One year, my precious wife, Rivky, accepted upon herself to be more careful to judge people favorably when we are in doubt as to their intentions. Then we had an experience which served as an interesting story at the Shabbos meal, illustrating how important this trait is.
Our next door neighbor is an elderly widow. The Torah is very demanding that we never do anything to cause harm or discomfit to widows or other brokenhearted, unfortunate people and so we try our best not to aggravate her in any way. We try not to make noise at night which may disturb her, and, in general, we try not to upset her. Often we look aside at things which she does which would normally cause us to react. Instead of complaining, we try to just grin and bear it. One such situation is the fact that her air conditioning unit is right next to our bedroom window. As we get older ourselves, we are more and more sensitive to noise, especially at night, and sometimes the drone of her motor keeps us awake. But we try to ignore it, knowing that it will stop soon anyway since it is too expensive to keep the system on all night.
One day, our own air conditioner broke and we waited many days for the repairman to come and fix it. Finally, he came and replaced many parts that had deteriorated over the years. That night, Rivky remarked that it was odd that the neighbor's air conditioner was still on. I responded that she must be hot and that she would probably turn it off soon. However, it was on the whole night long and the noise was unbearable. This was especially strange since it was not at all that hot on that September night in the mountains of Ramot, Jerusalem. The following morning, I suggested that perhaps she was afraid to leave her windows open, since she lives alone, and had no choice but to leave the air conditioner on. We discussed some other suggestions for her unusual behavior but none of them really made that much sense. In any event, the fact was that the noise had annoyed us all night and we feared that this might become a repeating event and that we would have to consider how to deal with it.

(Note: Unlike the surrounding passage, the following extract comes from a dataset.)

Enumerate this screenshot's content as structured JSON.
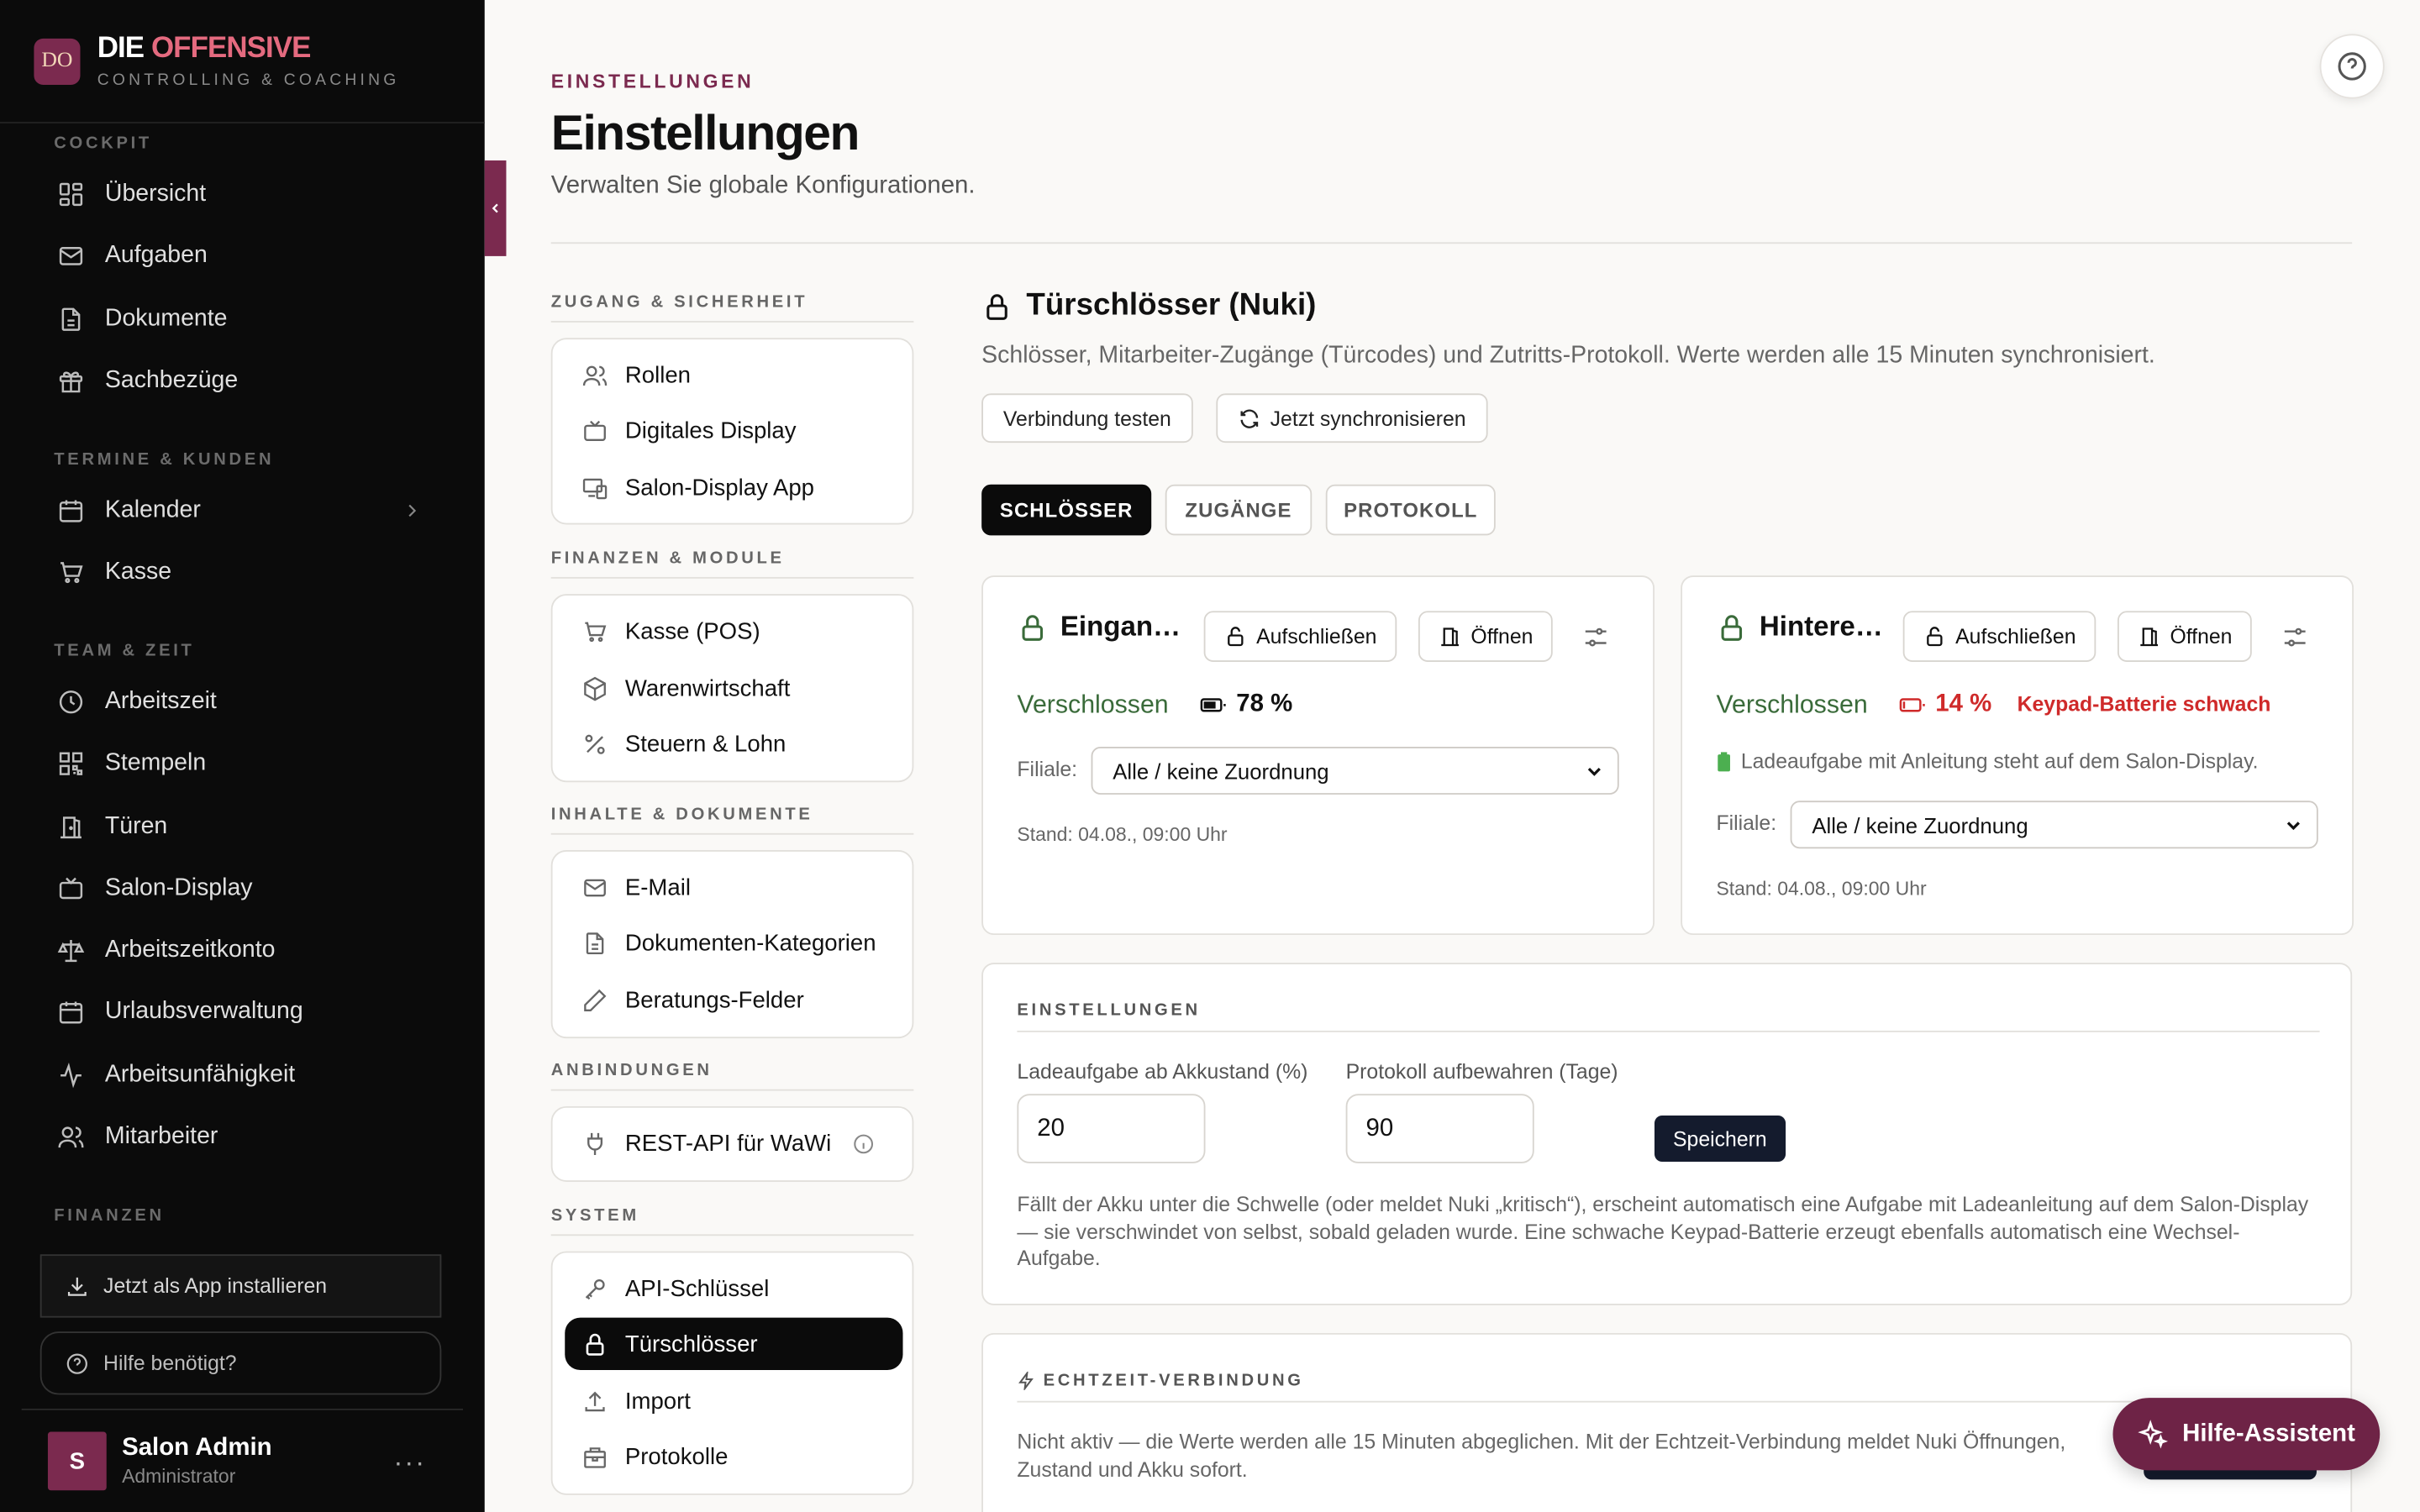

Suddenly, Rivky said to me that she's not sure that the air conditioner which was on all night was our neighbor's. She told me that she suspects that it was, in fact, our own unit which was making the noise. This didn't make much sense at all since the air conditioner was definitely not on in our apartment. Nevertheless, she asked me to go outside and see which unit's fan was turning. Immediately, I went to check and was flabbergasted to find that it was, indeed, our very own unit which refused to stop working even when the switch in the house was turned off! We called the repairman who said that there must be something wrong with the remote control and that he would come again and fix it later today.
For the rest of the day, Rivky has repeated, again and again, what a lesson this should be to us to always judge people favorably, even when it seems quite clear that they are harming us. Sometimes it may turn out that they had no bad intentions, and sometimes it may turn out that they were not the perpetrators of the damage at all. Sometimes it may even turn out that it is we ourselves who are to blame.
I really hope our air conditioner didn't cause our neighbor any discomfort that night!
In the merit of judging people favorably may we be blessed with a happy and healthy New Year, replete with Hashem's spiritual and material blessings, Amen.
Shema Yisrael Torah Network